Interface dataset entries:
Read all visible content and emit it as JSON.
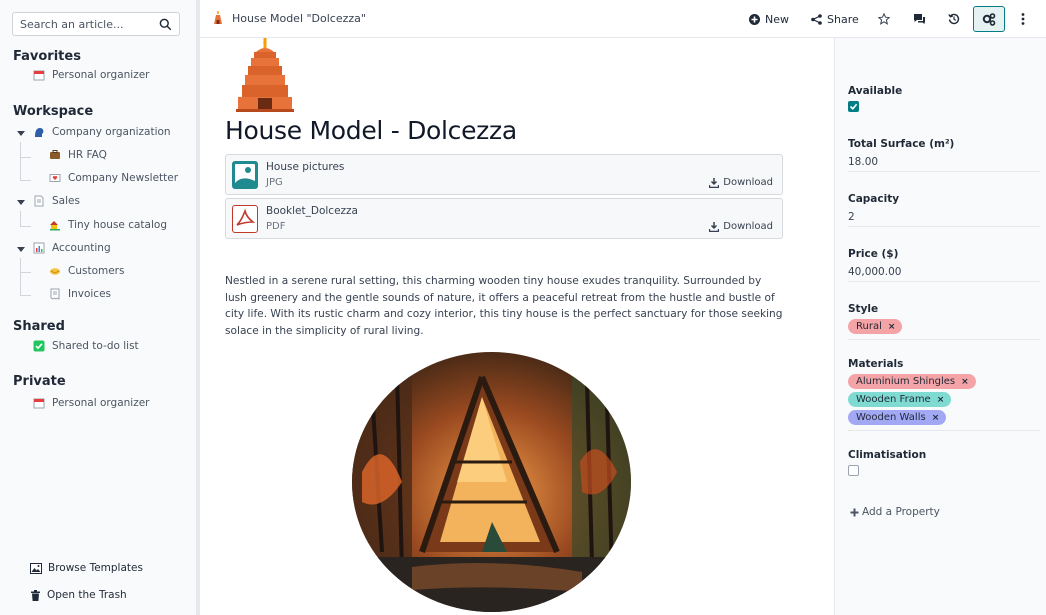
{
  "sidebar": {
    "search_placeholder": "Search an article...",
    "favorites_title": "Favorites",
    "favorites": [
      {
        "label": "Personal organizer"
      }
    ],
    "workspace_title": "Workspace",
    "workspace": [
      {
        "label": "Company organization"
      },
      {
        "label": "HR FAQ"
      },
      {
        "label": "Company Newsletter"
      },
      {
        "label": "Sales"
      },
      {
        "label": "Tiny house catalog"
      },
      {
        "label": "Accounting"
      },
      {
        "label": "Customers"
      },
      {
        "label": "Invoices"
      }
    ],
    "shared_title": "Shared",
    "shared": [
      {
        "label": "Shared to-do list"
      }
    ],
    "private_title": "Private",
    "private": [
      {
        "label": "Personal organizer"
      }
    ],
    "browse_templates": "Browse Templates",
    "open_trash": "Open the Trash"
  },
  "topbar": {
    "breadcrumb": "House Model \"Dolcezza\"",
    "new_label": "New",
    "share_label": "Share"
  },
  "article": {
    "title": "House Model - Dolcezza",
    "files": [
      {
        "name": "House pictures",
        "type": "JPG",
        "download": "Download"
      },
      {
        "name": "Booklet_Dolcezza",
        "type": "PDF",
        "download": "Download"
      }
    ],
    "body": "Nestled in a serene rural setting, this charming wooden tiny house exudes tranquility. Surrounded by lush greenery and the gentle sounds of nature, it offers a peaceful retreat from the hustle and bustle of city life. With its rustic charm and cozy interior, this tiny house is the perfect sanctuary for those seeking solace in the simplicity of rural living."
  },
  "properties": {
    "available_label": "Available",
    "available": true,
    "surface_label": "Total Surface (m²)",
    "surface": "18.00",
    "capacity_label": "Capacity",
    "capacity": "2",
    "price_label": "Price ($)",
    "price": "40,000.00",
    "style_label": "Style",
    "style_tags": [
      {
        "label": "Rural",
        "color": "#f4a3a6"
      }
    ],
    "materials_label": "Materials",
    "materials_tags": [
      {
        "label": "Aluminium Shingles",
        "color": "#f4a3a6"
      },
      {
        "label": "Wooden Frame",
        "color": "#7fdbd2"
      },
      {
        "label": "Wooden Walls",
        "color": "#a3a8f4"
      }
    ],
    "climatisation_label": "Climatisation",
    "climatisation": false,
    "add_property": "Add a Property"
  },
  "colors": {
    "accent": "#017e84"
  }
}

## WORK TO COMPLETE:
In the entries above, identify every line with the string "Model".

## RESULT FOR THIS EXERCISE:
    "breadcrumb": "House Model \"Dolcezza\"",
    "title": "House Model - Dolcezza",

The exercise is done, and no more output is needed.